red/orange wire at the lighting switch.
So, if one bulb within a group works it is safe to assume the the
circuit is operational and the fault is with the bulb, socket, or wiring
to that specific bulb. For example, if the right rear tail lamp works OK
but the left license lamp does not, then you know that the power supply,
fuse and bulb check unit for that group are OK and you can isolate the
fault to the license bulb, socket, or wiring. Also remember to check the
ground points....in each case easily tracable from the lamp....and
ground wires, which are always black. You are looking for clean, tight
Speaking of connections, these circuits are full of bullet connectors

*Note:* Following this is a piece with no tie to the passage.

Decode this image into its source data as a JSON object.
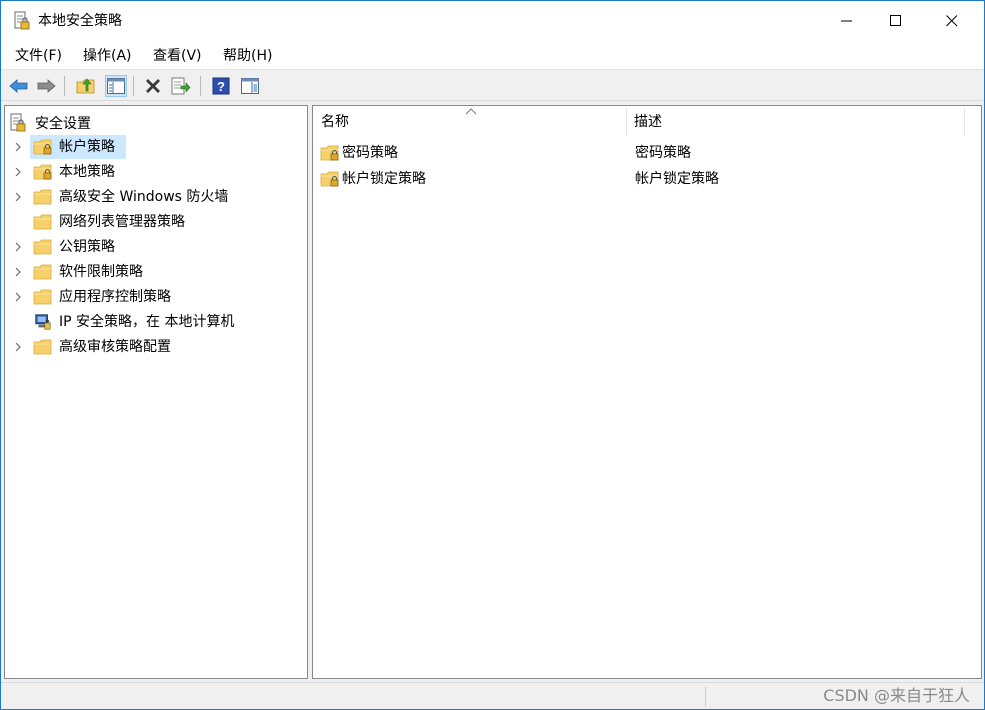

which are prone to loosening and corrosion and are quite often the
culprits when a lamp isn't working. If single lamps are acting up and
you have known good bulbs, make sure to check, clean, and tighten your
connectors. Bulb sockets, too, tend to gather dirt and corrosion. A good
elctrical cleaning aerosol can be used or, after pulling the correct
fuse, use some WD40 and steel wool....if your fingers are small enough !
In either case follow up with some dielectric grease or a dab of light
oil for future protection.
If both bulbs within a group are inop then you'll want to check the fuse
for that group. It is often advised that fuses be summarily replaced as
a fuse which appears good may actually be open or intermittant. Of
course, you'll check that the contacts for the fuses are clean and
OK, assuming known good bulbs, good fuses, secure grounds, and clean
connectors we'll delve into some easy circuit testing.
1) Using your 12 volt test light, check the heavy brown wire at the
light switch. It should have 12 volts at all times as it is direct
battery feed from the left firewall junction post.
2) With the switch "on", check that the red/slate wire and the
red/orange wire have voltage. If no voltage here then there is an
internal fault in the switch. If voltage is Ok at these wires.....
3) Check for voltage at each of the bulb check units where the red/slate
wire enters (or red/orange in the case of the L/license and right tail
lamp). If voltage is not present at the check units then you have a
wiring or connector fault between the switch and the check unit. If
voltage is present at this point.....
4) Check for voltage exiting the check units on the red wires. If no
voltage on a red wire then the bulb check unit is "open" and needs
replacement. If voltage is exiting the check unit OK, then....
5) Check for voltage to the fuses, also on red wires. If no voltage to
the fuse then you have a wiring fault between the fuse and the check
unit. If voltage is present at both sides of the fuse but the lamp still
does not operate then you have a wiring or connector fault between the
fuse and the lamp.
Incidentally, you'll notice that each bulb check unit has a white/slate
wire. This wire on each unit goes the the bulb failure warning lamp and
should have voltage only if a bulb is burned out.
See how easy ? Still believe there is mystery to Jag electrics ? Nah.